HOPKINS, Stephen (1707-1785), Signer (Rhode Island). Autograph letter signed ("Stephen Hopkins") to his wife Anne Smith Hopkins (1717-1782), Albany, N.Y. 5-6 December 1755. 2 full pages, small 4to, integral blank, folds neatly reinforced.
HOPKINS PREPARES TO RETURN FROM ALBANY, IN THE WAKE OF THE ALBANY CONGRESS
A successful merchant and legislator, Hopkins represented Rhode Island at the Albany Congress in June-July 1754, a parley of seven colonies to address joint concerns, mainly self-defense and relations with the Iroquois. While attending, Hopkins befriended Benjamin Franklin, Pennsylvania's representative, who largely drafted the "Albany Plan," a radical proposal for a federated government in which each colony would be represented. While the idea was endorsed by the Congress it was rejected by the Crown, on the grounds it impinged upon the King's prerogatives and was never ratified by the colonies.
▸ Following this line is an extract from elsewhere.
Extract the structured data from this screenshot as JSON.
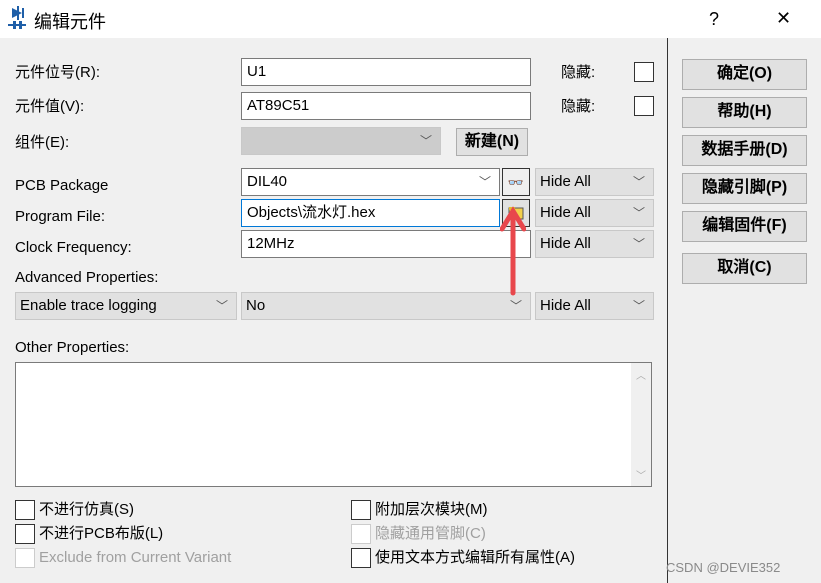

But it laid the groundwork for the Stamp Act Congress 10 years later, and, in time, for the Continental Congress.
Hopkins reports he has not been able to return from Albany due to the sickness of one member of his party. "...This unexpected delay is very far from being agreeable to me...but as it is not in my power to prevent it, I will rest contented...Heaven still gives me perfect health..." A Colonel Updike and his son became "tired of Albany" and left for home, "and the most of our soldiers and officers are also gone homewards...but here remains about Twenty who are sick that I intend to send away by water as soon as I can procure a Vessel...however I cannot go away and leave my poor Country men to perish here for want."
Picking up his pen the next day, he reports that overnight the Hudson River has completely frozen, "so that no Vessel can pass." This has "quite broke up my Scheme of sending George down to New York by Water..." So "now I must stay here until I can bring him with me by Land...."
AUTOGRAPH LETTERS OF HOPKINS OF ANY DATE ARE EXTREMELY RARE; ABPC records only two examples at auction since 1975. Anne Smith was Hopkins's second wife, whom he had married in 1754.